All of their deaths were consistent with being “swept down a river”, the inquest heard.
The public gallery was filled with friends and family of the deceased, including Mr Sloan’s parents, Eugene and Lesley Sloan,
They described their son as “a hard-working, very popular Deal lad who was well known around the town as ‘the legend’ for his lovely smile, keeping fit and lust-for-life attitude.”
The former Walmer Science College pupil had many years experience with the Royal Navy, joining in 2008 as a boy sailor, passing out from the Navy’s Sultan training base as a marine engineer mechanic.
After the Navy he worked for DFDS Seaways at Dover’s Eastern Docks as a shift coordinator.
His funeral at Canterbury Cathedral was attended by about 500 people.

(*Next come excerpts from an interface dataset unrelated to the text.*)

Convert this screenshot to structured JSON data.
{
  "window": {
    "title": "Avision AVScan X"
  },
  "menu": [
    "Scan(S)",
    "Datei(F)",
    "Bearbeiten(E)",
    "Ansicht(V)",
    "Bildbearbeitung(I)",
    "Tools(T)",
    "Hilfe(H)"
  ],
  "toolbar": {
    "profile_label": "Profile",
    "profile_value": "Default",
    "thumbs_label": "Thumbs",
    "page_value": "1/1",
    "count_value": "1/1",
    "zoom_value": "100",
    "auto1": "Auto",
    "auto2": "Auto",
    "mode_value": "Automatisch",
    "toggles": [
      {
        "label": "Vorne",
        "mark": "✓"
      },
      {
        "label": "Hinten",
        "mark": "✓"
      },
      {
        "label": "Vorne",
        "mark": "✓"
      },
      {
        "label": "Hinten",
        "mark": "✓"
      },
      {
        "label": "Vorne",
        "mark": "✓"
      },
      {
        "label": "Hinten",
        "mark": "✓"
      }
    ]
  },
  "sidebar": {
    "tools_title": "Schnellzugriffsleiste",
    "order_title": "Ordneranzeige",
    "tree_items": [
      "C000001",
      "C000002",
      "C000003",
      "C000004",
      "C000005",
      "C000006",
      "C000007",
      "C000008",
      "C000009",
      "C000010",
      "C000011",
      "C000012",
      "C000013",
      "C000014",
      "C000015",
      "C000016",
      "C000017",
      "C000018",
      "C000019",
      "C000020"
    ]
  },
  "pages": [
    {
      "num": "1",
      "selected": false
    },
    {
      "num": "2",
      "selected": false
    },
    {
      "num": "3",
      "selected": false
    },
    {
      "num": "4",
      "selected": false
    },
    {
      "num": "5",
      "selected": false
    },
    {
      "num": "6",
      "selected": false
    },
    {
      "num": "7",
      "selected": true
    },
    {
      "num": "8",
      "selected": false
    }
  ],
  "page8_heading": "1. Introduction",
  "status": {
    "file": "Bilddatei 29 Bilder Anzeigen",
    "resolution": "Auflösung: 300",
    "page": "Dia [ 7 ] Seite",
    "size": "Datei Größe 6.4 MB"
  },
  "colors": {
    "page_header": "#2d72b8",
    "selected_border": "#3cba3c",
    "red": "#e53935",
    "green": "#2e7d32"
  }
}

The elder sister of Mr Sloan told the inquest he was “petrified of heights”.
Giving evidence this afternoon, Katie Cotterill said he would “quite openly tell” friends and family about his fear.
She said: “He was safety conscious. We live on the coast [at home].
“Christian would often come to the beach with me. There is a promenade next to the sea with no railings.
“He would always walk on the inside of me and press himself up against the wall.
“It was not a big drop at all. It is an example of his fear of heights.”
Katie added: “If he knew there was a waterfall was on the other side he would have not gone down it.”
The “water slide” the trio descended was 20m long and at a 45 degree angle, the inquest heard.
The inquest was shown evidence of the tour ticket the group booked – which described the tour as ‘GRADE: EASY’.
The description also said the tour included ‘swimming and sliding in two natural waterfalls’.
DC Stephanek, giving evidence this afternoon, said, from his own research, he believed more deaths had occurred since the incident in 2016 at the same waterfall – although these were not included as evidence.
The inquest heard since the deaths, any member of the public taking part in the tour has to have registered wristbands and guards are stationed at the top of each waterfall on the route.
Activities at the site were briefly suspended while investigations were carried out after the incident.
The conclusion to the hearing will be heard on Tuesday March 19.